The Ravens returner job is up for grabs.
After having Jacoby Jones handle the duties the last three years, Baltimore cut the Pro Bowler this offseason to help save salary cap space. Now the Ravens have vacancies at both kick and punt returner, and they are exhausting all options as a growing list of players fight for the job.
"I think we'll limit it to keeping the offensive linemen out of there," Special Teams Coordinator Jerry Rosburg joked Monday. "We're not going to let any of those guys go out there, but we are going to have a long line when it comes to that time."
The returner competition includes players from several positions, all at stages of their careers. Undrafted rookie receiver DeAndre Carter and 15-year veteran Steve Smith Sr. are both fielding punts in practice. Cornerbacks Asa Jackson and Lardarius Webb, and running back Fitzgerald Toussaint are also in the mix.
"Everybody is getting reps, and we are doing that right now," Rosburg said. "We'll find out who does it best in those camp situations and go from there, and then divvy up the reps for the preseason games with the guys we think are doing the best in practice."
A challenge with rotating in veterans like Smith and Webb at returner is that they also have significant roles on both sides of the ball. Smith led the Ravens in receptions and yards last season, and they want to keep the 36-year-old receiver fresh down the stretch.
Webb, a seven-year veteran, is starting cornerback and has been injury prone throughout his career.
Both players have displayed returning ability earlier in their careers, but making them the starting kick or punt returner is an additional injury risk and also physically draining within a game.
"It is a balance," Rosburg said. "They have both done it and both done it successfully. And when you are trying to win games, you'll do whatever it takes to win games. Having said that, when you have a starting corner and a starting wide receiver, you'd rather not have those guys do it on an every-down basis, because you've got to divvy up the work.
"We need a guy to come through for us so that doesn't happen. That's my view."
In an ideal scenario, the Ravens would have a young player establish himself as both the starting punt and kick returner. Jones thrived in that role during his time in Baltimore, and the Ravens would like to find someone to take on both jobs.
"You'd like to see a return specialist do both, and also contribute on offense or defense," Rosburg said.
Jackson could fit the mold for that role, as he's shown flashes of big-play ability in the return game during the preseason. He also isn't expected to have a starting cornerback job, but he will likely be a reserve in the defensive backfield.
Carter is also an intriguing option. The undrafted rookie from Sacramento State has impressed during Organized Team Activities, and he has return experience from college. Winning the returner job could be his avenue onto the 53-man roster at a crowded receiver field.
Rosburg didn't tip his hand at all in terms of who currently has an edge in the competition, and the position battle will likely extend until late in the summer.

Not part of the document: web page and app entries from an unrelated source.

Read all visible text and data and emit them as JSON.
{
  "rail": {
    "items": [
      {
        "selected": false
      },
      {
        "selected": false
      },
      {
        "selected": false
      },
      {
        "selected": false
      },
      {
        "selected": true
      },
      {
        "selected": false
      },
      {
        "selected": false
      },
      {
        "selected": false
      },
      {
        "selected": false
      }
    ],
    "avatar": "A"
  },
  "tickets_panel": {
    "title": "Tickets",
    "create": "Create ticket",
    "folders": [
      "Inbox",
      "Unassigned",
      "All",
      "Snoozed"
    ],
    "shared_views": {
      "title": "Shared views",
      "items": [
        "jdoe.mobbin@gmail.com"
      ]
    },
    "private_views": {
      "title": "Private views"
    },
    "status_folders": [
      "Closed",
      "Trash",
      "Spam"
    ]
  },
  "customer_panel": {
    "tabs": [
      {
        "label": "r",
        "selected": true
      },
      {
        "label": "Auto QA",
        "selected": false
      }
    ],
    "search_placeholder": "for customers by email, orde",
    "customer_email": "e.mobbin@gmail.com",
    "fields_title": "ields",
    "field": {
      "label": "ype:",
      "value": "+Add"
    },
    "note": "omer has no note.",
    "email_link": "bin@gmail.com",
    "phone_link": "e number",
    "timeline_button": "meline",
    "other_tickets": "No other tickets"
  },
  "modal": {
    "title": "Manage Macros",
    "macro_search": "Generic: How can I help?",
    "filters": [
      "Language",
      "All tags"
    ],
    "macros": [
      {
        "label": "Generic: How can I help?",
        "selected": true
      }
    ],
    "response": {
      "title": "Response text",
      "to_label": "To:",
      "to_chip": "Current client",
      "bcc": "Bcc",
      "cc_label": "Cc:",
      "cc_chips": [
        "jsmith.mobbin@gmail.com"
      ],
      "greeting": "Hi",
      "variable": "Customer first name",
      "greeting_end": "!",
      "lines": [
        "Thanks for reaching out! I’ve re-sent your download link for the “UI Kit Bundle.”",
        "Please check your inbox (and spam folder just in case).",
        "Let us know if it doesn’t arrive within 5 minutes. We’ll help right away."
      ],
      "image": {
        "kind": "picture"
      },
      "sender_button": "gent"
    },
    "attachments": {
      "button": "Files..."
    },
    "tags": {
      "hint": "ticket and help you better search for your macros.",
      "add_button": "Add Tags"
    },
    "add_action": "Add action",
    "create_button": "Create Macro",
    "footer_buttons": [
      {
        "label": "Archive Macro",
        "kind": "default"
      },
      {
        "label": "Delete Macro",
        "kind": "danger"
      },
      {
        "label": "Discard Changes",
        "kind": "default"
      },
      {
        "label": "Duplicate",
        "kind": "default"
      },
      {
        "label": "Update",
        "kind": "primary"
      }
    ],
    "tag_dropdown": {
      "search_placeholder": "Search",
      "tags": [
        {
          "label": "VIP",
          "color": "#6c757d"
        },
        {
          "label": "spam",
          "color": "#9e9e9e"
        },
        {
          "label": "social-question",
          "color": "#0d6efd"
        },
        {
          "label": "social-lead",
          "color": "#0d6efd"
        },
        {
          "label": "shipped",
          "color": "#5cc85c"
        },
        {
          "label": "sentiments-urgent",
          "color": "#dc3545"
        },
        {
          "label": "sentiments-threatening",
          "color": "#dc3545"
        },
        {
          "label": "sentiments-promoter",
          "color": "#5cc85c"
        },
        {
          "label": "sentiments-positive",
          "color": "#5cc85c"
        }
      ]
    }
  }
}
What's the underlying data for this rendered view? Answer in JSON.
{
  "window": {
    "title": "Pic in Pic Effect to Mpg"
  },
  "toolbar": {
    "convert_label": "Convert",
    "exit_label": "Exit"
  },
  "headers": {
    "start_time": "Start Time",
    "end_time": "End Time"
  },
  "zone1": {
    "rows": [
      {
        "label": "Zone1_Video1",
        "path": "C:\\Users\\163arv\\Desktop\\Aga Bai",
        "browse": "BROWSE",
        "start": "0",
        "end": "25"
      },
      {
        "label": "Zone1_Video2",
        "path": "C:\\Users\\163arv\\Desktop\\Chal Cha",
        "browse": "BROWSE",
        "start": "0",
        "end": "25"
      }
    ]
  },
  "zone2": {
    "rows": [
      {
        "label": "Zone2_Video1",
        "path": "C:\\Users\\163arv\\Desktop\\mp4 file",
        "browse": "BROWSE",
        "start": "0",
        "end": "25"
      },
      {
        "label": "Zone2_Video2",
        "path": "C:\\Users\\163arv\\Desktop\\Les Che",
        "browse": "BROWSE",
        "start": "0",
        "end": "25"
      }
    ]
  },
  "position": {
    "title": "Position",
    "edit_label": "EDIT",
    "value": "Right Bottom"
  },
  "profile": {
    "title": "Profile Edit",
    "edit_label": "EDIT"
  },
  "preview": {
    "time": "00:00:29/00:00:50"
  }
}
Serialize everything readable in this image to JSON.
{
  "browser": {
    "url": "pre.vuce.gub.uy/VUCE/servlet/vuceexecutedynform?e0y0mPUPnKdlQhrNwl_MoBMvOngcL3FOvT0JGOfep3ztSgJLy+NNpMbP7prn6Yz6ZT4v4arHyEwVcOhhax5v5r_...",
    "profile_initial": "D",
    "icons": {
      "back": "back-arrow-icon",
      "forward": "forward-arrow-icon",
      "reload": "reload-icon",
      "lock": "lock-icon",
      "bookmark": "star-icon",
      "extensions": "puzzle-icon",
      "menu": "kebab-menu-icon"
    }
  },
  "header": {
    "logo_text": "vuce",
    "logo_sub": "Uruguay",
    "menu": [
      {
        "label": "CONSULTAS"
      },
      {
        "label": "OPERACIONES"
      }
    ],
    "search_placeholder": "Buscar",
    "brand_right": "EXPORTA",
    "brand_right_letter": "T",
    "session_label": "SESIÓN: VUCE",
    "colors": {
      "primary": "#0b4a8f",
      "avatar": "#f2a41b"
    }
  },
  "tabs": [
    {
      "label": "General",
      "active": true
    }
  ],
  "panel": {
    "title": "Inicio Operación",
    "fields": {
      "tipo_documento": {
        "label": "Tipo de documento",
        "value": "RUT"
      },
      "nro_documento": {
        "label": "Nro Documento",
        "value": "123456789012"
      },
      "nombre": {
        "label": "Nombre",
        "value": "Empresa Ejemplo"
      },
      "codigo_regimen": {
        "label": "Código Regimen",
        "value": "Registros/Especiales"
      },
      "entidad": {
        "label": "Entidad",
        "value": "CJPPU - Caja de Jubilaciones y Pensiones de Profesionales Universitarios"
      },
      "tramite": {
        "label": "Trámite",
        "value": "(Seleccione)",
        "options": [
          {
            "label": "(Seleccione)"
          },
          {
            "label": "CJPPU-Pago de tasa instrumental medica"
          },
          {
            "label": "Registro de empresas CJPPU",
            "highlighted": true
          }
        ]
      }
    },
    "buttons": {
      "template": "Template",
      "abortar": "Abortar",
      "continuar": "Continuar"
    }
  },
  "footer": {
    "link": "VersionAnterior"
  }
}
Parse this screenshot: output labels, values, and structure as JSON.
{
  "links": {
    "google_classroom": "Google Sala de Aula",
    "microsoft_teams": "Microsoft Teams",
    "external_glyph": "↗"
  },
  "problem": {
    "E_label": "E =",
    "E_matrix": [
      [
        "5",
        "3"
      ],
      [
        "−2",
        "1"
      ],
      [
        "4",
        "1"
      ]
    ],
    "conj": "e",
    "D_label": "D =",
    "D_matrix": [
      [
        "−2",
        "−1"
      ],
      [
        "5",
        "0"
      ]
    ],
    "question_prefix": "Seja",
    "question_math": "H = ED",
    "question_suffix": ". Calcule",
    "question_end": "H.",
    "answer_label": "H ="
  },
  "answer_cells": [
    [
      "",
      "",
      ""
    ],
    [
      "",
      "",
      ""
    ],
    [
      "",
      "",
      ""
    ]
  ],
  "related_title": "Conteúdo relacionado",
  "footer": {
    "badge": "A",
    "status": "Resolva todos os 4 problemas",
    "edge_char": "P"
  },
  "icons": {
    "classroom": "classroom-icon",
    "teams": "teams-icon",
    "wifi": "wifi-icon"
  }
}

"We will make a decision based on how they do in preseason," Rosburg said. "There's nothing like game reps – handling a crowd, handling a game situation is really important. So, we'll make the decision based on who is best in preseason."